━━━━━ SUPPLIED MATERIAL

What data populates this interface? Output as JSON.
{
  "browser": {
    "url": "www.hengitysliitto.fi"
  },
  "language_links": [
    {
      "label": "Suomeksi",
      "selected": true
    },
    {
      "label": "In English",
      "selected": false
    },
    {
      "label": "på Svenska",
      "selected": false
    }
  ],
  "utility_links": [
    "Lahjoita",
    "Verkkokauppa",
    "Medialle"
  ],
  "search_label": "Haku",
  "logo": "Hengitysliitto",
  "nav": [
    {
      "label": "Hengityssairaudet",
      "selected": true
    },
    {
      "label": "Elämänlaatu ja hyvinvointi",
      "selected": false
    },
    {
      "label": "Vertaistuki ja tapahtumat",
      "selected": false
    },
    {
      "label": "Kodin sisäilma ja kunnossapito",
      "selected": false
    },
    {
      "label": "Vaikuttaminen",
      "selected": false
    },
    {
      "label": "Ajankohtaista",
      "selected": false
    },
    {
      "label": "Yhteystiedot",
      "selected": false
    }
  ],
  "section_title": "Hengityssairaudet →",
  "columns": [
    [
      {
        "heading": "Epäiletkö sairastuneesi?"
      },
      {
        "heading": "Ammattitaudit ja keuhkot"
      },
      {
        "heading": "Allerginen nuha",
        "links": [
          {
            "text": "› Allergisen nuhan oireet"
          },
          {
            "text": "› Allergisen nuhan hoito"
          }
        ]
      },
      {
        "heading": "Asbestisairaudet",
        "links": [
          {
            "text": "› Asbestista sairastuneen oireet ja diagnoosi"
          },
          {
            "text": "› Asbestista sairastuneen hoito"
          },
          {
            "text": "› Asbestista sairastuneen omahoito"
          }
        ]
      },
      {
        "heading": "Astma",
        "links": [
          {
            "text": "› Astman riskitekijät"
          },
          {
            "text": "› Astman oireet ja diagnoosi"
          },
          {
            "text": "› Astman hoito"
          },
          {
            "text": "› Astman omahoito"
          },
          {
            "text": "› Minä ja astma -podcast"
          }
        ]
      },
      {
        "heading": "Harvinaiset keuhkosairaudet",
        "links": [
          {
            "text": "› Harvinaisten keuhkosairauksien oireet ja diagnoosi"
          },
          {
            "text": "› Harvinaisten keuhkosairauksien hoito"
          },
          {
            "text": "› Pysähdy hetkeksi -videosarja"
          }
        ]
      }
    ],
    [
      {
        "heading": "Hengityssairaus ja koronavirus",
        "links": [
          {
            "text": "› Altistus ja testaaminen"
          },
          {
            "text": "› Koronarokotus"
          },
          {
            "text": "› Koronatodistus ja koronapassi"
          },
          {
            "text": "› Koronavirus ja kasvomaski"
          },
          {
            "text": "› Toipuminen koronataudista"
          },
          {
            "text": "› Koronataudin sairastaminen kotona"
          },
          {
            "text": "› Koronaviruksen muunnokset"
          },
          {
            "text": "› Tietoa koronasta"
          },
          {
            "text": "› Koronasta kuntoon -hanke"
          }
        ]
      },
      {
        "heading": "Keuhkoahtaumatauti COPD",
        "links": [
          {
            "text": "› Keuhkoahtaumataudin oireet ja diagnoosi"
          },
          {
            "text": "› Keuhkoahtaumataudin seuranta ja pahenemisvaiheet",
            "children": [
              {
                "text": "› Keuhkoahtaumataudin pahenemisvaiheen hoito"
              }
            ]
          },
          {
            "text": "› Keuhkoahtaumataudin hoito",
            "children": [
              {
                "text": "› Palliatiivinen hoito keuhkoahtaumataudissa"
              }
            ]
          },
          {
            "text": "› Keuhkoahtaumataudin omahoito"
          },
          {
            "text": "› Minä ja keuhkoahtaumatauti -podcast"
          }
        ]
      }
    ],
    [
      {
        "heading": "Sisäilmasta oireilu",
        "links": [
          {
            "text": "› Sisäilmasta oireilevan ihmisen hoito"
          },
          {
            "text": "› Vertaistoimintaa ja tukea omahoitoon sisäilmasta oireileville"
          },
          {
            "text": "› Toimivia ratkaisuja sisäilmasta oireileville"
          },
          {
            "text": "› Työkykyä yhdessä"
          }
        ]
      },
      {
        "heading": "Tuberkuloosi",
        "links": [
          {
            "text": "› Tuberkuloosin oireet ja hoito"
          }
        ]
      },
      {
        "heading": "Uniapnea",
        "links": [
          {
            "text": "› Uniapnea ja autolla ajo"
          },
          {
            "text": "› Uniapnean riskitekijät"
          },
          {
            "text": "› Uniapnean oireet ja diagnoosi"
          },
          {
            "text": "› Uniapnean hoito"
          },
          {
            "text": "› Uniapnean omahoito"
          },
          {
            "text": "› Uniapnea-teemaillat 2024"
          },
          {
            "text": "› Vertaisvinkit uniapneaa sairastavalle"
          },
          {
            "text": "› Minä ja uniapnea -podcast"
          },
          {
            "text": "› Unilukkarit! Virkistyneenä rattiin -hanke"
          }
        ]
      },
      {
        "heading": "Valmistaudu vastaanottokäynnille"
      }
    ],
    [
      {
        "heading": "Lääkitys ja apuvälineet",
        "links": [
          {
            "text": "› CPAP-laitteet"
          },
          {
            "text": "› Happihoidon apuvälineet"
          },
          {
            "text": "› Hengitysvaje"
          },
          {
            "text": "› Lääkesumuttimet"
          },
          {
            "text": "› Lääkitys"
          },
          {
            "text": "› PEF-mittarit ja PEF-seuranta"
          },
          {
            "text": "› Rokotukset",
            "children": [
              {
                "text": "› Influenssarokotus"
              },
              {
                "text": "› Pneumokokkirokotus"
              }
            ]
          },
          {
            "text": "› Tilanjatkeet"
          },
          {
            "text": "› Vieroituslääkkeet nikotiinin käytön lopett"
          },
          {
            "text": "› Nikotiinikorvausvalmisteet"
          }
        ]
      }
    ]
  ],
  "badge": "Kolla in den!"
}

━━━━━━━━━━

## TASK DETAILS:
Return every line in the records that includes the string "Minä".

## TASK SOLUTION:
            "text": "› Minä ja astma -podcast"
            "text": "› Minä ja keuhkoahtaumatauti -podcast"
            "text": "› Minä ja uniapnea -podcast"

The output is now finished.